Davis Museum Director Lisa Fischman Talks Art Value with the Associated Press
Today is International Museum Day, an event held annually around May 18 to increase public awareness about the role that museums play in our developing society. If the temperature of today’s art market is any measure, then the public is paying close attention.
Several works of art sold for record prices in the past few weeks including Andy Warhol’s ‘‘Double Elvis,’’ which sold for $37 million; a work by Chinese dissident artist Ai Weiwei, which broke its own record at Sotheby’s; Francis Bacon’s ‘‘Figure Writing Reflected in Mirror’’ which sold for $44,882,500; and, of course, Edvard Munch’s ‘‘The Scream’’ which sold for $119.9 million, making it the most expensive artwork ever sold at auction.
The Associated Press reported on the increasing price trend and looked to Lisa Fischman, the Ruth G. Shapiro ’37 Director of the Davis Museum, for insight as to why works have been selling for so much.
‘‘The works by Ai Weiwei and Francis Bacon are hot for different reasons,’’ Fischman, told the Associated Press. ‘‘One is electrified by the artist’s political provocations, and the other by the frisson of sexual mystery.’’

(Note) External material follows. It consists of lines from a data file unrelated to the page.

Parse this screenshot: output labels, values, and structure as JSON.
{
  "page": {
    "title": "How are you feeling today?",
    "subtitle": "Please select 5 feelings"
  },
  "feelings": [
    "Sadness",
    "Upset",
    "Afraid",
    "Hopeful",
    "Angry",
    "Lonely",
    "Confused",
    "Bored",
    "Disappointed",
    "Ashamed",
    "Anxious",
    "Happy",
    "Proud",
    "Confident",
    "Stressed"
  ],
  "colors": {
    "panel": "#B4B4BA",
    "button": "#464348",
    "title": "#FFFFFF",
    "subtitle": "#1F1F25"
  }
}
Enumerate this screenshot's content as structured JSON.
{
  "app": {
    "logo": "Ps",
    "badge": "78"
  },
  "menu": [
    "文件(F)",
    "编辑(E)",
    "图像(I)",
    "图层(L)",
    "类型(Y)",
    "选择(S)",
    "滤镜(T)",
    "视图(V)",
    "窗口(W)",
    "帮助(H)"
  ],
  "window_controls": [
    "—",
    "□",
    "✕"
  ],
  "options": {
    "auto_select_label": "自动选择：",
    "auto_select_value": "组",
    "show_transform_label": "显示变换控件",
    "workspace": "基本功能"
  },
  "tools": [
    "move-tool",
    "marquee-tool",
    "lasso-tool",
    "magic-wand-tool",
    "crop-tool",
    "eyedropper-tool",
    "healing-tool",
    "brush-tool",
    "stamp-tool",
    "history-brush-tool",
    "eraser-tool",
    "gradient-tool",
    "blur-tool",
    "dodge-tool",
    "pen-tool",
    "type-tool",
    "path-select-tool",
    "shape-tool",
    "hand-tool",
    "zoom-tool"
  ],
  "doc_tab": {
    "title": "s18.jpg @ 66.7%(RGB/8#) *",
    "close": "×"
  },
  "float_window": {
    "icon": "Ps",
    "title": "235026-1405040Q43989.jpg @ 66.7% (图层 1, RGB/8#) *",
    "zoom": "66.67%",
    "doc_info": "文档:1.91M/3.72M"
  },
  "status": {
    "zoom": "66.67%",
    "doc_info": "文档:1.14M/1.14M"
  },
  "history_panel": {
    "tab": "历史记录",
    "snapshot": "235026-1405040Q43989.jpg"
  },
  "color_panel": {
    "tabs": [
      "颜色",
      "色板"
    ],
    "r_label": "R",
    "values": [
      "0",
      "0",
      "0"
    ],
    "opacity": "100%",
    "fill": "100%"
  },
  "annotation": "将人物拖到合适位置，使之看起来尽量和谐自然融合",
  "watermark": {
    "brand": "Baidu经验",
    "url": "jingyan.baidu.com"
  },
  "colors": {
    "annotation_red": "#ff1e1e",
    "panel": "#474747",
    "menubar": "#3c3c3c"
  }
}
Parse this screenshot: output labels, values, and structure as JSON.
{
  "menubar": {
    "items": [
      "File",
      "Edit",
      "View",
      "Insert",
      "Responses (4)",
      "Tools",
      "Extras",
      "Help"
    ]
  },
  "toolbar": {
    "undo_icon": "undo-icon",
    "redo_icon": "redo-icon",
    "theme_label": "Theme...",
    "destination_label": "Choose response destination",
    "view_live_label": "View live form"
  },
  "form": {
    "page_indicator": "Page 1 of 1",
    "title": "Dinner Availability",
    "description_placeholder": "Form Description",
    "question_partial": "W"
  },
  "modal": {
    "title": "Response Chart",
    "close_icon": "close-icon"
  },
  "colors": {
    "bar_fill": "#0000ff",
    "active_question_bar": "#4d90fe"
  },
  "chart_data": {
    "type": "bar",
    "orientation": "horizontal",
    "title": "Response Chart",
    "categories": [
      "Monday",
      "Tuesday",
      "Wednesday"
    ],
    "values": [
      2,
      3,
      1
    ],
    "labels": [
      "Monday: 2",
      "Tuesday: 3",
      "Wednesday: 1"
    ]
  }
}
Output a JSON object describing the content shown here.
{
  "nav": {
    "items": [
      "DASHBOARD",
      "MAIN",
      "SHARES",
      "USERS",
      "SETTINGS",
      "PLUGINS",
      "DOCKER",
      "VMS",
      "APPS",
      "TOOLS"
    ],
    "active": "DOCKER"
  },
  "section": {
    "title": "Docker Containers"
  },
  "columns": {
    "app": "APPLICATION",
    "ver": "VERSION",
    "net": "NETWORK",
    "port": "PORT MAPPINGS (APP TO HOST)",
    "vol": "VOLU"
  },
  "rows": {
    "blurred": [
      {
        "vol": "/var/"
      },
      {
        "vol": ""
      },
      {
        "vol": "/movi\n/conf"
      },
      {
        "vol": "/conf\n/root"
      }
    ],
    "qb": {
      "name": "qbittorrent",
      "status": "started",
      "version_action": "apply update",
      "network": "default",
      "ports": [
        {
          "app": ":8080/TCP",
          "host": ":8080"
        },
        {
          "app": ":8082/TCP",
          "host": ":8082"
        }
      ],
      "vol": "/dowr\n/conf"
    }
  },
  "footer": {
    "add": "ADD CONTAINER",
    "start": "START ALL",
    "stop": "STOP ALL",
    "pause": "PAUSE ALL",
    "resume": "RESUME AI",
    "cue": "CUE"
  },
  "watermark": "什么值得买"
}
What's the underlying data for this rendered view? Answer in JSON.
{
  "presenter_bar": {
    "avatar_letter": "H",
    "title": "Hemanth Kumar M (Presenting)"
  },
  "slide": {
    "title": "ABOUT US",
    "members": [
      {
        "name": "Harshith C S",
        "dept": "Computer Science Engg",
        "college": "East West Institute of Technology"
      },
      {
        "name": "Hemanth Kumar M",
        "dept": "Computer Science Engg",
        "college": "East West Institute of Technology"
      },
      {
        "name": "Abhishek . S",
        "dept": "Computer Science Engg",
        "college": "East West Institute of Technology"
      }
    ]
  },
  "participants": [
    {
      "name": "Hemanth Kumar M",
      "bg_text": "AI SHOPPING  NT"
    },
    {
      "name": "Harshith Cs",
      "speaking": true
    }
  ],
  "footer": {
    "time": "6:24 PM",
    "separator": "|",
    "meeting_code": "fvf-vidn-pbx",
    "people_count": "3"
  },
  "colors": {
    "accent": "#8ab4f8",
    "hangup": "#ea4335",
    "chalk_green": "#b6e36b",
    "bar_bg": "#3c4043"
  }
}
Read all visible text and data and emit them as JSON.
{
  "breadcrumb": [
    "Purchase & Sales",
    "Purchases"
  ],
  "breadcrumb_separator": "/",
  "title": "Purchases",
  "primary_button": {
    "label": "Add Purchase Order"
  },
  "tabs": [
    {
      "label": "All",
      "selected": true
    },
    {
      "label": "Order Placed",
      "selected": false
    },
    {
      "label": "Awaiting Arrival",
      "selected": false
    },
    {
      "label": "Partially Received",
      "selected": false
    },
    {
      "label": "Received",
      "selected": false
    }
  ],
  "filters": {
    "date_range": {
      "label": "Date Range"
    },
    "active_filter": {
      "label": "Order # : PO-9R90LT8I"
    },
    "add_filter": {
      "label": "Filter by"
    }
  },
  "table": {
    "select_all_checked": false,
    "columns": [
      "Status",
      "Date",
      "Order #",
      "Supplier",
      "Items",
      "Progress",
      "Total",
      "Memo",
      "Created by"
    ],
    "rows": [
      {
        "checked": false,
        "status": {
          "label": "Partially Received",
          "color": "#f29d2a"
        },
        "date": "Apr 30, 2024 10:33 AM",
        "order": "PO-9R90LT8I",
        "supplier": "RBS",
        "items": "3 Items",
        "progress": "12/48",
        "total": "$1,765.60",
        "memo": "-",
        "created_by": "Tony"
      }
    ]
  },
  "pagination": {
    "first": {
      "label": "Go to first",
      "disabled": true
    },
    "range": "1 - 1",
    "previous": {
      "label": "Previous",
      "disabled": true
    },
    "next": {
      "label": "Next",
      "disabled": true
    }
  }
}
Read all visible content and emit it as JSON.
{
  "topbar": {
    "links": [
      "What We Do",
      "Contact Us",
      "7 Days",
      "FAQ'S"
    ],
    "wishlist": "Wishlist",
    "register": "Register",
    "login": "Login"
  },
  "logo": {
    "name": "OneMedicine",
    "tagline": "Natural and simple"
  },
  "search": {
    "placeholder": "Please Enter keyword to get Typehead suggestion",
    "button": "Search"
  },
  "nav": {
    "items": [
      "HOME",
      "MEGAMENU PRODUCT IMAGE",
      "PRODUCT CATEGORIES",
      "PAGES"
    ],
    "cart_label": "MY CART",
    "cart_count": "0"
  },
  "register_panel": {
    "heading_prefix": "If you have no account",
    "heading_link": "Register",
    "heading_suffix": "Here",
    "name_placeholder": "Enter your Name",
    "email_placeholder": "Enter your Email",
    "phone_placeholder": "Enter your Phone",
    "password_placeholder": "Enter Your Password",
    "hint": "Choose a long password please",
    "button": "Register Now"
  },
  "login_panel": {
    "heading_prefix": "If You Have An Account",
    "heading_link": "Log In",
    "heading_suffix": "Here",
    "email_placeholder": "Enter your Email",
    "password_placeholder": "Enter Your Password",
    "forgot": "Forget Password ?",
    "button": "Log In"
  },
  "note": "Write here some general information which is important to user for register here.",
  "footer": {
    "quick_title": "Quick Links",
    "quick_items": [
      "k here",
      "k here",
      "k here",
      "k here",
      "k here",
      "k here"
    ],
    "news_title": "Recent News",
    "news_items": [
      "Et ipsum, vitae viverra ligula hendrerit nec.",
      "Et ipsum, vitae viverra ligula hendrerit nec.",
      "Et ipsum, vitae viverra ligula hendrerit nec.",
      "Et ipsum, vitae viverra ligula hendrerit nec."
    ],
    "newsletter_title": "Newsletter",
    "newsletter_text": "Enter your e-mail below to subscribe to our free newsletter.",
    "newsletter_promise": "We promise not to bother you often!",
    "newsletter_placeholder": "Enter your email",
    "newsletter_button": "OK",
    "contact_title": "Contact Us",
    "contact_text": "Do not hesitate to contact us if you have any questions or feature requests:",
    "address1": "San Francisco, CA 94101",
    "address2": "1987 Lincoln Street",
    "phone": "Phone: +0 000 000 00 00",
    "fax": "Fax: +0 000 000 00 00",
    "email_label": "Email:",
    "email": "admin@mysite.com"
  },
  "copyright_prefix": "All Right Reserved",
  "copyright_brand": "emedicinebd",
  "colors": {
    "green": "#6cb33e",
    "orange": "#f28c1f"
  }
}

The AP story was picked up by more than 500 outlets nationwide and by international press, including The Telegraph (UK).